[Entries from a dataset of interfaces]
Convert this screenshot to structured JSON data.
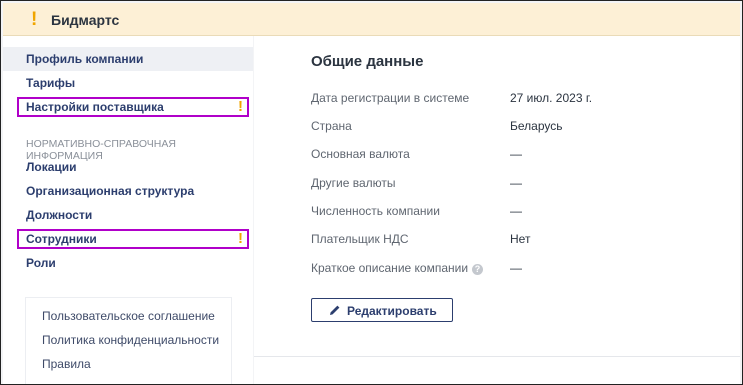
{
  "header": {
    "warning_mark": "!",
    "title": "Бидмартс"
  },
  "sidebar": {
    "items": [
      {
        "label": "Профиль компании",
        "active": true,
        "flag": ""
      },
      {
        "label": "Тарифы",
        "active": false,
        "flag": ""
      },
      {
        "label": "Настройки поставщика",
        "active": false,
        "flag": "!"
      }
    ],
    "section_label": "НОРМАТИВНО-СПРАВОЧНАЯ ИНФОРМАЦИЯ",
    "ref_items": [
      {
        "label": "Локации",
        "flag": ""
      },
      {
        "label": "Организационная структура",
        "flag": ""
      },
      {
        "label": "Должности",
        "flag": ""
      },
      {
        "label": "Сотрудники",
        "flag": "!"
      },
      {
        "label": "Роли",
        "flag": ""
      }
    ],
    "links": [
      "Пользовательское соглашение",
      "Политика конфиденциальности",
      "Правила"
    ]
  },
  "main": {
    "section_title": "Общие данные",
    "rows": [
      {
        "label": "Дата регистрации в системе",
        "value": "27 июл. 2023 г."
      },
      {
        "label": "Страна",
        "value": "Беларусь"
      },
      {
        "label": "Основная валюта",
        "value": "—"
      },
      {
        "label": "Другие валюты",
        "value": "—"
      },
      {
        "label": "Численность компании",
        "value": "—"
      },
      {
        "label": "Плательщик НДС",
        "value": "Нет"
      },
      {
        "label": "Краткое описание компании",
        "value": "—"
      }
    ],
    "help_glyph": "?",
    "edit_button": "Редактировать"
  },
  "colors": {
    "warning": "#f0a500",
    "highlight": "#b000c9",
    "header_bg": "#fdf0d6",
    "nav_text": "#2c3e6e"
  }
}
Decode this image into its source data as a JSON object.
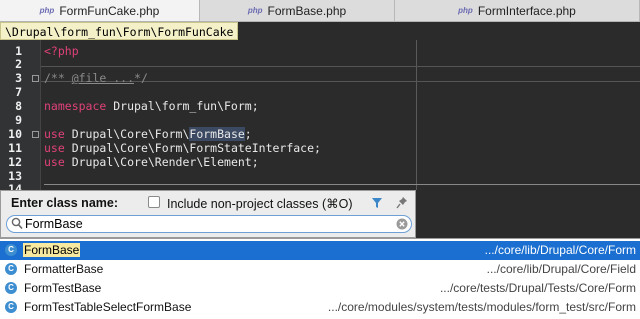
{
  "tabs": [
    {
      "label": "FormFunCake.php",
      "active": true
    },
    {
      "label": "FormBase.php",
      "active": false
    },
    {
      "label": "FormInterface.php",
      "active": false
    }
  ],
  "breadcrumb": "\\Drupal\\form_fun\\Form\\FormFunCake",
  "editor": {
    "line_numbers": [
      "1",
      "2",
      "3",
      "7",
      "8",
      "9",
      "10",
      "11",
      "12",
      "13",
      "14"
    ],
    "lines": {
      "l1": "<?php",
      "l3": "/** ",
      "l3b": "@file ...",
      "l3c": "*/",
      "l8a": "namespace",
      "l8b": " Drupal\\form_fun\\Form;",
      "l10a": "use",
      "l10b": " Drupal\\Core\\Form\\",
      "l10c": "FormBase",
      "l10d": ";",
      "l11a": "use",
      "l11b": " Drupal\\Core\\Form\\FormStateInterface;",
      "l12a": "use",
      "l12b": " Drupal\\Core\\Render\\Element;"
    }
  },
  "popup": {
    "label": "Enter class name:",
    "checkbox_label": "Include non-project classes (⌘O)",
    "search_value": "FormBase"
  },
  "results": [
    {
      "name": "FormBase",
      "path": ".../core/lib/Drupal/Core/Form",
      "selected": true
    },
    {
      "name": "FormatterBase",
      "path": ".../core/lib/Drupal/Core/Field",
      "selected": false
    },
    {
      "name": "FormTestBase",
      "path": ".../core/tests/Drupal/Tests/Core/Form",
      "selected": false
    },
    {
      "name": "FormTestTableSelectFormBase",
      "path": ".../core/modules/system/tests/modules/form_test/src/Form",
      "selected": false
    }
  ],
  "colors": {
    "accent": "#1a6fd0",
    "keyword": "#e0417a"
  }
}
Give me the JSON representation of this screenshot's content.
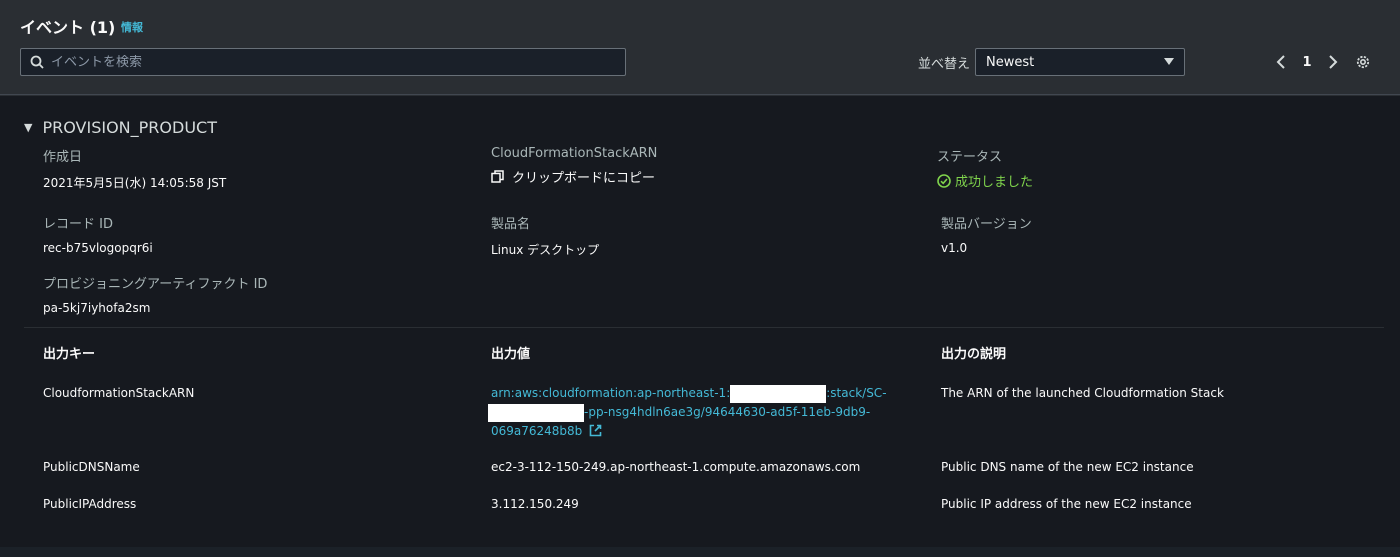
{
  "header": {
    "title": "イベント (1)",
    "info_link": "情報",
    "search_placeholder": "イベントを検索",
    "sort_label": "並べ替え",
    "sort_value": "Newest",
    "page_number": "1"
  },
  "event": {
    "name": "PROVISION_PRODUCT",
    "fields": {
      "created_label": "作成日",
      "created_value": "2021年5月5日(水) 14:05:58 JST",
      "stack_arn_label": "CloudFormationStackARN",
      "copy_label": "クリップボードにコピー",
      "status_label": "ステータス",
      "status_value": "成功しました",
      "record_id_label": "レコード ID",
      "record_id_value": "rec-b75vlogopqr6i",
      "product_name_label": "製品名",
      "product_name_value": "Linux デスクトップ",
      "product_version_label": "製品バージョン",
      "product_version_value": "v1.0",
      "artifact_id_label": "プロビジョニングアーティファクト ID",
      "artifact_id_value": "pa-5kj7iyhofa2sm"
    },
    "outputs": {
      "headers": [
        "出力キー",
        "出力値",
        "出力の説明"
      ],
      "rows": [
        {
          "key": "CloudformationStackARN",
          "value_part1": "arn:aws:cloudformation:ap-northeast-1:",
          "value_part2": ":stack/SC-",
          "value_part3": "-pp-nsg4hdln6ae3g/94644630-ad5f-11eb-9db9-",
          "value_part4": "069a76248b8b",
          "description": "The ARN of the launched Cloudformation Stack"
        },
        {
          "key": "PublicDNSName",
          "value": "ec2-3-112-150-249.ap-northeast-1.compute.amazonaws.com",
          "description": "Public DNS name of the new EC2 instance"
        },
        {
          "key": "PublicIPAddress",
          "value": "3.112.150.249",
          "description": "Public IP address of the new EC2 instance"
        }
      ]
    }
  },
  "colors": {
    "link": "#44b9d6",
    "success": "#7fd34c",
    "background": "#16191f",
    "header_bg": "#2a2e33"
  }
}
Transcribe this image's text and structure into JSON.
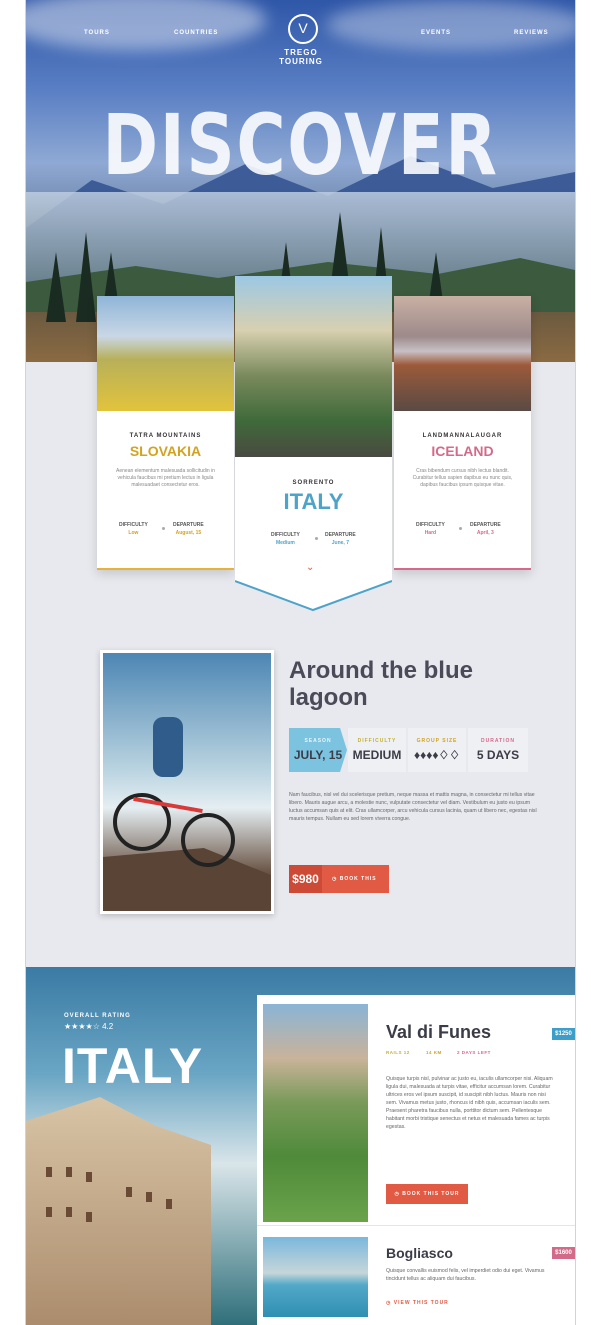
{
  "nav": {
    "tours": "TOURS",
    "countries": "COUNTRIES",
    "events": "EVENTS",
    "reviews": "REVIEWS"
  },
  "brand": {
    "name": "TREGO TOURING",
    "logo": "V"
  },
  "hero": {
    "headline": "DISCOVER"
  },
  "cards": [
    {
      "subtitle": "TATRA MOUNTAINS",
      "title": "SLOVAKIA",
      "title_color": "#d4a21e",
      "desc": "Aenean elementum malesuada sollicitudin in vehicula faucibus mi pretium lectus in ligula malesuadaet consectetur eros.",
      "difficulty_label": "DIFFICULTY",
      "difficulty": "Low",
      "departure_label": "DEPARTURE",
      "departure": "August, 15",
      "accent": "#e7b23a"
    },
    {
      "subtitle": "SORRENTO",
      "title": "ITALY",
      "title_color": "#4ea3c8",
      "difficulty_label": "DIFFICULTY",
      "difficulty": "Medium",
      "departure_label": "DEPARTURE",
      "departure": "June, 7",
      "accent": "#e05a44"
    },
    {
      "subtitle": "LANDMANNALAUGAR",
      "title": "ICELAND",
      "title_color": "#d46a8a",
      "desc": "Cras bibendum cursus nibh lectus blandit. Curabitur tellus sapien dapibus eu nunc quis, dapibus faucibus ipsum quisque vitae.",
      "difficulty_label": "DIFFICULTY",
      "difficulty": "Hard",
      "departure_label": "DEPARTURE",
      "departure": "April, 3",
      "accent": "#d46a8a"
    }
  ],
  "lagoon": {
    "title_line1": "Around the blue",
    "title_line2": "lagoon",
    "stats": [
      {
        "label": "SEASON",
        "value": "JULY, 15",
        "label_color": "#eaf6fb",
        "bg": "#7bc3df"
      },
      {
        "label": "DIFFICULTY",
        "value": "MEDIUM",
        "label_color": "#c1b13a",
        "bg": "#eef0f3"
      },
      {
        "label": "GROUP SIZE",
        "value": "♦♦♦♦♢♢",
        "label_color": "#d4a21e",
        "bg": "#eef0f3"
      },
      {
        "label": "DURATION",
        "value": "5 DAYS",
        "label_color": "#d46a8a",
        "bg": "#eef0f3"
      }
    ],
    "body": "Nam faucibus, nisl vel dui scelerisque pretium, neque massa et mattis magna, in consectetur mi tellus vitae libero. Mauris augue arcu, a molestie nunc, vulputate consectetur vel diam. Vestibulum eu justo eu ipsum luctus accumsan quis at elit. Cras ullamcorper, arcu vehicula cursus lacinia, quam ut libero nec, egestas nisl mauris tempus. Nullam eu sed lorem viverra congue.",
    "price": "$980",
    "book_label": "BOOK THIS"
  },
  "italy": {
    "rating_label": "OVERALL RATING",
    "rating_stars": "★★★★☆",
    "rating_value": "4.2",
    "title": "ITALY"
  },
  "tours": [
    {
      "name": "Val di Funes",
      "price": "$1250",
      "tags": [
        "RAILS 12",
        "14 KM",
        "2 DAYS LEFT"
      ],
      "tag_colors": [
        "#c1b13a",
        "#d4a21e",
        "#d46a8a"
      ],
      "desc": "Quisque turpis nisl, pulvinar ac justo eu, iaculis ullamcorper nisi. Aliquam ligula dui, malesuada at turpis vitae, efficitur accumsan lorem. Curabitur ultrices eros vel ipsum suscipit, id suscipit nibh luctus. Mauris non nisi sem. Vivamus metus justo, rhoncus id nibh quis, accumsan iaculis sem. Praesent pharetra faucibus nulla, porttitor dictum sem. Pellentesque habitant morbi tristique senectus et netus et malesuada fames ac turpis egestas.",
      "button": "BOOK THIS TOUR",
      "badge_color": "#3d9fc9"
    },
    {
      "name": "Bogliasco",
      "price": "$1600",
      "desc": "Quisque convallis euismod felis, vel imperdiet odio dui eget. Vivamus tincidunt tellus ac aliquam dui faucibus.",
      "button": "VIEW THIS TOUR",
      "badge_color": "#d46a8a"
    }
  ],
  "colors": {
    "accent": "#e05a44",
    "blue": "#4ea3c8"
  }
}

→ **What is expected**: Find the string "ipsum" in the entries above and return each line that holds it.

→ **Written answer**:
      "desc": "Cras bibendum cursus nibh lectus blandit. Curabitur tellus sapien dapibus eu nunc quis, dapibus faucibus ipsum quisque vitae.",
    "body": "Nam faucibus, nisl vel dui scelerisque pretium, neque massa et mattis magna, in consectetur mi tellus vitae libero. Mauris augue arcu, a molestie nunc, vulputate consectetur vel diam. Vestibulum eu justo eu ipsum luctus accumsan quis at elit. Cras ullamcorper, arcu vehicula cursus lacinia, quam ut libero nec, egestas nisl mauris tempus. Nullam eu sed lorem viverra congue.",
      "desc": "Quisque turpis nisl, pulvinar ac justo eu, iaculis ullamcorper nisi. Aliquam ligula dui, malesuada at turpis vitae, efficitur accumsan lorem. Curabitur ultrices eros vel ipsum suscipit, id suscipit nibh luctus. Mauris non nisi sem. Vivamus metus justo, rhoncus id nibh quis, accumsan iaculis sem. Praesent pharetra faucibus nulla, porttitor dictum sem. Pellentesque habitant morbi tristique senectus et netus et malesuada fames ac turpis egestas.",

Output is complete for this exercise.